• What you have to do: What is needed here is each entry reproduced exactly, without its pictures.

• Available data:
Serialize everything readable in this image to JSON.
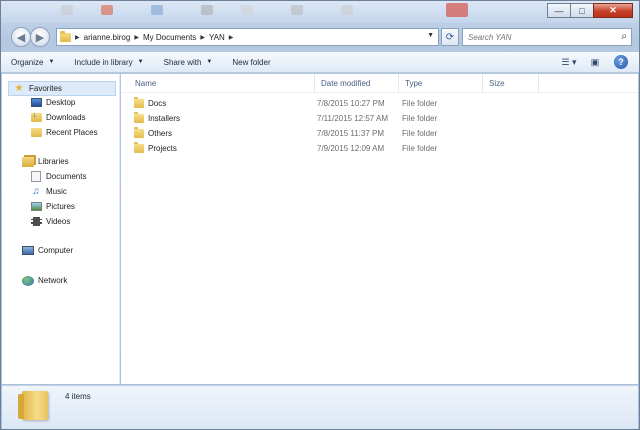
{
  "window": {
    "buttons": {
      "minimize": "—",
      "maximize": "□",
      "close": "✕"
    }
  },
  "address": {
    "crumbs": [
      "arianne.birog",
      "My Documents",
      "YAN"
    ],
    "search_placeholder": "Search YAN"
  },
  "toolbar": {
    "organize": "Organize",
    "include_in_library": "Include in library",
    "share_with": "Share with",
    "new_folder": "New folder"
  },
  "navigation": {
    "favorites": {
      "label": "Favorites",
      "items": [
        "Desktop",
        "Downloads",
        "Recent Places"
      ]
    },
    "libraries": {
      "label": "Libraries",
      "items": [
        "Documents",
        "Music",
        "Pictures",
        "Videos"
      ]
    },
    "computer": "Computer",
    "network": "Network"
  },
  "columns": {
    "name": "Name",
    "date_modified": "Date modified",
    "type": "Type",
    "size": "Size"
  },
  "files": [
    {
      "name": "Docs",
      "date": "7/8/2015 10:27 PM",
      "type": "File folder"
    },
    {
      "name": "Installers",
      "date": "7/11/2015 12:57 AM",
      "type": "File folder"
    },
    {
      "name": "Others",
      "date": "7/8/2015 11:37 PM",
      "type": "File folder"
    },
    {
      "name": "Projects",
      "date": "7/9/2015 12:09 AM",
      "type": "File folder"
    }
  ],
  "details": {
    "item_count": "4 items"
  },
  "icons": {
    "back": "back-arrow-icon",
    "forward": "forward-arrow-icon",
    "refresh": "refresh-icon",
    "search": "search-icon",
    "help": "help-icon",
    "views": "views-icon",
    "preview": "preview-pane-icon"
  }
}
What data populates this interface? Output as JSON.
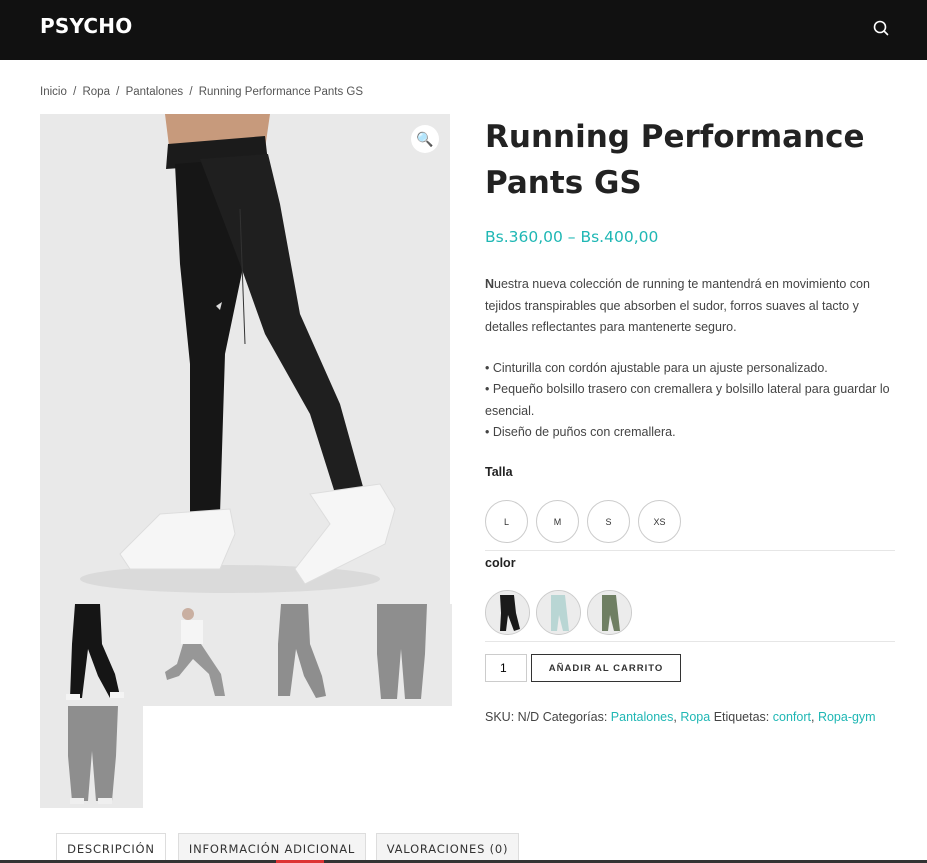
{
  "header": {
    "logo": "PSYCHO",
    "icon": "search-icon"
  },
  "breadcrumb": {
    "items": [
      "Inicio",
      "Ropa",
      "Pantalones",
      "Running Performance Pants GS"
    ],
    "separator": "/"
  },
  "product": {
    "title": "Running Performance Pants GS",
    "price": "Bs.360,00 – Bs.400,00",
    "description": {
      "lead_letter": "N",
      "intro": "uestra nueva colección de running te mantendrá en movimiento con tejidos transpirables que absorben el sudor, forros suaves al tacto y detalles reflectantes para mantenerte seguro.",
      "bullets": [
        "• Cinturilla con cordón ajustable para un ajuste personalizado.",
        "• Pequeño bolsillo trasero con cremallera y bolsillo lateral para guardar lo esencial.",
        "• Diseño de puños con cremallera."
      ]
    },
    "size_label": "Talla",
    "sizes": [
      "L",
      "M",
      "S",
      "XS"
    ],
    "color_label": "color",
    "color_swatches": [
      {
        "name": "negro",
        "color": "#1a1a1a"
      },
      {
        "name": "celeste",
        "color": "#b9d6d4"
      },
      {
        "name": "verde",
        "color": "#6f7f63"
      }
    ],
    "quantity": "1",
    "add_to_cart": "AÑADIR AL CARRITO",
    "meta": {
      "sku_label": "SKU:",
      "sku_value": "N/D",
      "categories_label": "Categorías:",
      "categories": [
        "Pantalones",
        "Ropa"
      ],
      "tags_label": "Etiquetas:",
      "tags": [
        "confort",
        "Ropa-gym"
      ]
    }
  },
  "gallery": {
    "zoom_icon": "🔍",
    "thumbnails": 5
  },
  "tabs": [
    "DESCRIPCIÓN",
    "INFORMACIÓN ADICIONAL",
    "VALORACIONES (0)"
  ],
  "colors": {
    "accent": "#1fb7b4",
    "header_bg": "#111111"
  }
}
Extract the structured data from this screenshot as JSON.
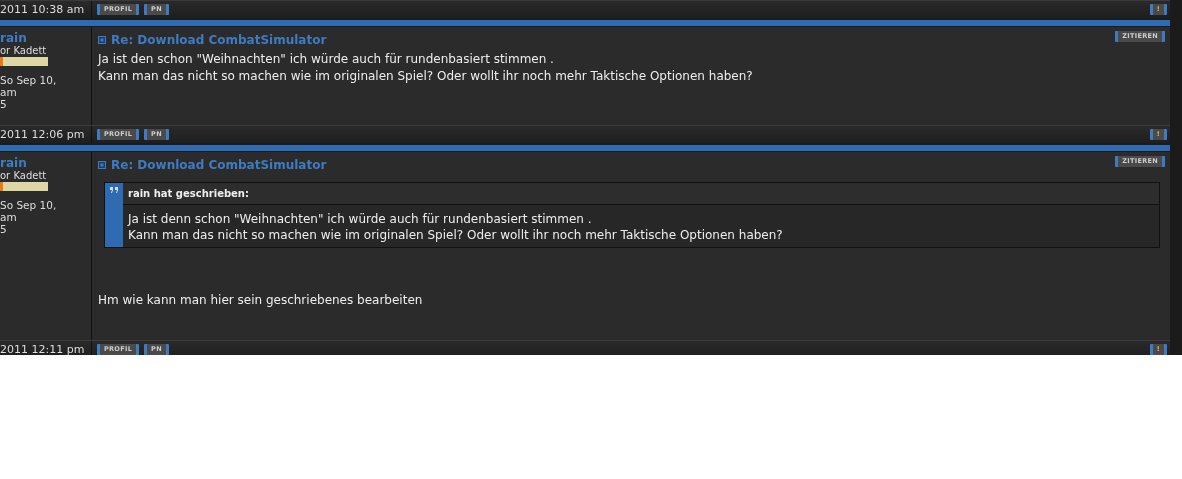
{
  "top_footer": {
    "date": "2011 10:38 am",
    "buttons": [
      "PROFIL",
      "PN"
    ],
    "report": "!"
  },
  "posts": [
    {
      "author": {
        "name": "rain",
        "rank": "or Kadett",
        "joined": [
          "So Sep 10,",
          "am",
          "5"
        ]
      },
      "title": "Re: Download CombatSimulator",
      "quote_button": "ZITIEREN",
      "body": [
        "Ja ist den schon \"Weihnachten\" ich würde auch für rundenbasiert stimmen .",
        "Kann man das nicht so machen wie im originalen Spiel? Oder wollt ihr noch mehr Taktische Optionen haben?"
      ],
      "footer": {
        "date": "2011 12:06 pm",
        "buttons": [
          "PROFIL",
          "PN"
        ],
        "report": "!"
      }
    },
    {
      "author": {
        "name": "rain",
        "rank": "or Kadett",
        "joined": [
          "So Sep 10,",
          "am",
          "5"
        ]
      },
      "title": "Re: Download CombatSimulator",
      "quote_button": "ZITIEREN",
      "quote": {
        "header": "rain hat geschrieben:",
        "lines": [
          "Ja ist denn schon \"Weihnachten\" ich würde auch für rundenbasiert stimmen .",
          "Kann man das nicht so machen wie im originalen Spiel? Oder wollt ihr noch mehr Taktische Optionen haben?"
        ]
      },
      "body": [
        "Hm wie kann man hier sein geschriebenes bearbeiten"
      ],
      "footer": {
        "date": "2011 12:11 pm",
        "buttons": [
          "PROFIL",
          "PN"
        ],
        "report": "!"
      }
    }
  ]
}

• Task output:
Serialize everything readable in this image to JSON.
{
  "window": {
    "buttons": {
      "minimize": "—",
      "maximize": "□",
      "close": "✕"
    }
  },
  "address": {
    "crumbs": [
      "arianne.birog",
      "My Documents",
      "YAN"
    ],
    "search_placeholder": "Search YAN"
  },
  "toolbar": {
    "organize": "Organize",
    "include_in_library": "Include in library",
    "share_with": "Share with",
    "new_folder": "New folder"
  },
  "navigation": {
    "favorites": {
      "label": "Favorites",
      "items": [
        "Desktop",
        "Downloads",
        "Recent Places"
      ]
    },
    "libraries": {
      "label": "Libraries",
      "items": [
        "Documents",
        "Music",
        "Pictures",
        "Videos"
      ]
    },
    "computer": "Computer",
    "network": "Network"
  },
  "columns": {
    "name": "Name",
    "date_modified": "Date modified",
    "type": "Type",
    "size": "Size"
  },
  "files": [
    {
      "name": "Docs",
      "date": "7/8/2015 10:27 PM",
      "type": "File folder"
    },
    {
      "name": "Installers",
      "date": "7/11/2015 12:57 AM",
      "type": "File folder"
    },
    {
      "name": "Others",
      "date": "7/8/2015 11:37 PM",
      "type": "File folder"
    },
    {
      "name": "Projects",
      "date": "7/9/2015 12:09 AM",
      "type": "File folder"
    }
  ],
  "details": {
    "item_count": "4 items"
  },
  "icons": {
    "back": "back-arrow-icon",
    "forward": "forward-arrow-icon",
    "refresh": "refresh-icon",
    "search": "search-icon",
    "help": "help-icon",
    "views": "views-icon",
    "preview": "preview-pane-icon"
  }
}
What data populates this interface? Output as JSON.
{
  "header": {
    "logo": "PSYCHO",
    "icon": "search-icon"
  },
  "breadcrumb": {
    "items": [
      "Inicio",
      "Ropa",
      "Pantalones",
      "Running Performance Pants GS"
    ],
    "separator": "/"
  },
  "product": {
    "title": "Running Performance Pants GS",
    "price": "Bs.360,00 – Bs.400,00",
    "description": {
      "lead_letter": "N",
      "intro": "uestra nueva colección de running te mantendrá en movimiento con tejidos transpirables que absorben el sudor, forros suaves al tacto y detalles reflectantes para mantenerte seguro.",
      "bullets": [
        "• Cinturilla con cordón ajustable para un ajuste personalizado.",
        "• Pequeño bolsillo trasero con cremallera y bolsillo lateral para guardar lo esencial.",
        "• Diseño de puños con cremallera."
      ]
    },
    "size_label": "Talla",
    "sizes": [
      "L",
      "M",
      "S",
      "XS"
    ],
    "color_label": "color",
    "color_swatches": [
      {
        "name": "negro",
        "color": "#1a1a1a"
      },
      {
        "name": "celeste",
        "color": "#b9d6d4"
      },
      {
        "name": "verde",
        "color": "#6f7f63"
      }
    ],
    "quantity": "1",
    "add_to_cart": "AÑADIR AL CARRITO",
    "meta": {
      "sku_label": "SKU:",
      "sku_value": "N/D",
      "categories_label": "Categorías:",
      "categories": [
        "Pantalones",
        "Ropa"
      ],
      "tags_label": "Etiquetas:",
      "tags": [
        "confort",
        "Ropa-gym"
      ]
    }
  },
  "gallery": {
    "zoom_icon": "🔍",
    "thumbnails": 5
  },
  "tabs": [
    "DESCRIPCIÓN",
    "INFORMACIÓN ADICIONAL",
    "VALORACIONES (0)"
  ],
  "colors": {
    "accent": "#1fb7b4",
    "header_bg": "#111111"
  }
}
Extract the structured data from this screenshot as JSON.
{
  "top_footer": {
    "date": "2011 10:38 am",
    "buttons": [
      "PROFIL",
      "PN"
    ],
    "report": "!"
  },
  "posts": [
    {
      "author": {
        "name": "rain",
        "rank": "or Kadett",
        "joined": [
          "So Sep 10,",
          "am",
          "5"
        ]
      },
      "title": "Re: Download CombatSimulator",
      "quote_button": "ZITIEREN",
      "body": [
        "Ja ist den schon \"Weihnachten\" ich würde auch für rundenbasiert stimmen .",
        "Kann man das nicht so machen wie im originalen Spiel? Oder wollt ihr noch mehr Taktische Optionen haben?"
      ],
      "footer": {
        "date": "2011 12:06 pm",
        "buttons": [
          "PROFIL",
          "PN"
        ],
        "report": "!"
      }
    },
    {
      "author": {
        "name": "rain",
        "rank": "or Kadett",
        "joined": [
          "So Sep 10,",
          "am",
          "5"
        ]
      },
      "title": "Re: Download CombatSimulator",
      "quote_button": "ZITIEREN",
      "quote": {
        "header": "rain hat geschrieben:",
        "lines": [
          "Ja ist denn schon \"Weihnachten\" ich würde auch für rundenbasiert stimmen .",
          "Kann man das nicht so machen wie im originalen Spiel? Oder wollt ihr noch mehr Taktische Optionen haben?"
        ]
      },
      "body": [
        "Hm wie kann man hier sein geschriebenes bearbeiten"
      ],
      "footer": {
        "date": "2011 12:11 pm",
        "buttons": [
          "PROFIL",
          "PN"
        ],
        "report": "!"
      }
    }
  ]
}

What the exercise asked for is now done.